Excerpts from a dataset
-- -- --

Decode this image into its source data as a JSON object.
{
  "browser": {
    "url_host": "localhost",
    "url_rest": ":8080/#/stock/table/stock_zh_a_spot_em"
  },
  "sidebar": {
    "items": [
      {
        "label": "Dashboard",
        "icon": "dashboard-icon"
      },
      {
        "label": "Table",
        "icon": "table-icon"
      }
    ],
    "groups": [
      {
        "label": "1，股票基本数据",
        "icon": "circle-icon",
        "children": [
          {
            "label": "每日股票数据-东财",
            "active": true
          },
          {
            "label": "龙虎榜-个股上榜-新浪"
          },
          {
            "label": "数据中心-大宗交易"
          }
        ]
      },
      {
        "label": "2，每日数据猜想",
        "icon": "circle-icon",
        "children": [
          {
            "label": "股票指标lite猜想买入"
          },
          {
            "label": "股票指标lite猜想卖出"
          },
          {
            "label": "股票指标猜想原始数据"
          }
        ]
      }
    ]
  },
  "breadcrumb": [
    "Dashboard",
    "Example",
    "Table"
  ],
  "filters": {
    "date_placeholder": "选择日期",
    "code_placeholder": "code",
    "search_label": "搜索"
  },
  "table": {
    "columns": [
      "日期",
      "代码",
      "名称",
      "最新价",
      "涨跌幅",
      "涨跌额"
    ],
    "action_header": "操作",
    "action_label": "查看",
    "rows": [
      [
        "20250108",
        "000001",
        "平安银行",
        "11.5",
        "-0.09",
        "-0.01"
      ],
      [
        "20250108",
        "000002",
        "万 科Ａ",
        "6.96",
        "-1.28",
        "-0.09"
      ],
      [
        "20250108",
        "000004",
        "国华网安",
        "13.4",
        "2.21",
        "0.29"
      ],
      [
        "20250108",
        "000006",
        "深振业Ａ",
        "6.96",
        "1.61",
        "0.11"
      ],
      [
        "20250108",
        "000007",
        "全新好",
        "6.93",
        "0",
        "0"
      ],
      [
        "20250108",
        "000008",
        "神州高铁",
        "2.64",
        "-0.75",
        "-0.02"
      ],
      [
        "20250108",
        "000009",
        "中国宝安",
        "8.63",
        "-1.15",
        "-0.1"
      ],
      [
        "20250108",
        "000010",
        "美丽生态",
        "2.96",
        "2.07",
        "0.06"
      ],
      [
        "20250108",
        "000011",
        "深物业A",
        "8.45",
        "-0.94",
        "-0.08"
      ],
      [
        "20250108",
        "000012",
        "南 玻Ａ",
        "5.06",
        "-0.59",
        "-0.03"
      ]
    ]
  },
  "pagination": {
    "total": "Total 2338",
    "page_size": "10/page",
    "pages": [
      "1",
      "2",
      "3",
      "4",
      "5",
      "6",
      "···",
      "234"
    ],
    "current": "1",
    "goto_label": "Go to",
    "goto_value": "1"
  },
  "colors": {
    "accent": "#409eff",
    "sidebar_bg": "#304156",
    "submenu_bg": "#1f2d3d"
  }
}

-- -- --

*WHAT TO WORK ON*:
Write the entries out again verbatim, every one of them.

*RESULT OF THE EXERCISE*:
Decode this image into its source data as a JSON object.
{
  "browser": {
    "url_host": "localhost",
    "url_rest": ":8080/#/stock/table/stock_zh_a_spot_em"
  },
  "sidebar": {
    "items": [
      {
        "label": "Dashboard",
        "icon": "dashboard-icon"
      },
      {
        "label": "Table",
        "icon": "table-icon"
      }
    ],
    "groups": [
      {
        "label": "1，股票基本数据",
        "icon": "circle-icon",
        "children": [
          {
            "label": "每日股票数据-东财",
            "active": true
          },
          {
            "label": "龙虎榜-个股上榜-新浪"
          },
          {
            "label": "数据中心-大宗交易"
          }
        ]
      },
      {
        "label": "2，每日数据猜想",
        "icon": "circle-icon",
        "children": [
          {
            "label": "股票指标lite猜想买入"
          },
          {
            "label": "股票指标lite猜想卖出"
          },
          {
            "label": "股票指标猜想原始数据"
          }
        ]
      }
    ]
  },
  "breadcrumb": [
    "Dashboard",
    "Example",
    "Table"
  ],
  "filters": {
    "date_placeholder": "选择日期",
    "code_placeholder": "code",
    "search_label": "搜索"
  },
  "table": {
    "columns": [
      "日期",
      "代码",
      "名称",
      "最新价",
      "涨跌幅",
      "涨跌额"
    ],
    "action_header": "操作",
    "action_label": "查看",
    "rows": [
      [
        "20250108",
        "000001",
        "平安银行",
        "11.5",
        "-0.09",
        "-0.01"
      ],
      [
        "20250108",
        "000002",
        "万 科Ａ",
        "6.96",
        "-1.28",
        "-0.09"
      ],
      [
        "20250108",
        "000004",
        "国华网安",
        "13.4",
        "2.21",
        "0.29"
      ],
      [
        "20250108",
        "000006",
        "深振业Ａ",
        "6.96",
        "1.61",
        "0.11"
      ],
      [
        "20250108",
        "000007",
        "全新好",
        "6.93",
        "0",
        "0"
      ],
      [
        "20250108",
        "000008",
        "神州高铁",
        "2.64",
        "-0.75",
        "-0.02"
      ],
      [
        "20250108",
        "000009",
        "中国宝安",
        "8.63",
        "-1.15",
        "-0.1"
      ],
      [
        "20250108",
        "000010",
        "美丽生态",
        "2.96",
        "2.07",
        "0.06"
      ],
      [
        "20250108",
        "000011",
        "深物业A",
        "8.45",
        "-0.94",
        "-0.08"
      ],
      [
        "20250108",
        "000012",
        "南 玻Ａ",
        "5.06",
        "-0.59",
        "-0.03"
      ]
    ]
  },
  "pagination": {
    "total": "Total 2338",
    "page_size": "10/page",
    "pages": [
      "1",
      "2",
      "3",
      "4",
      "5",
      "6",
      "···",
      "234"
    ],
    "current": "1",
    "goto_label": "Go to",
    "goto_value": "1"
  },
  "colors": {
    "accent": "#409eff",
    "sidebar_bg": "#304156",
    "submenu_bg": "#1f2d3d"
  }
}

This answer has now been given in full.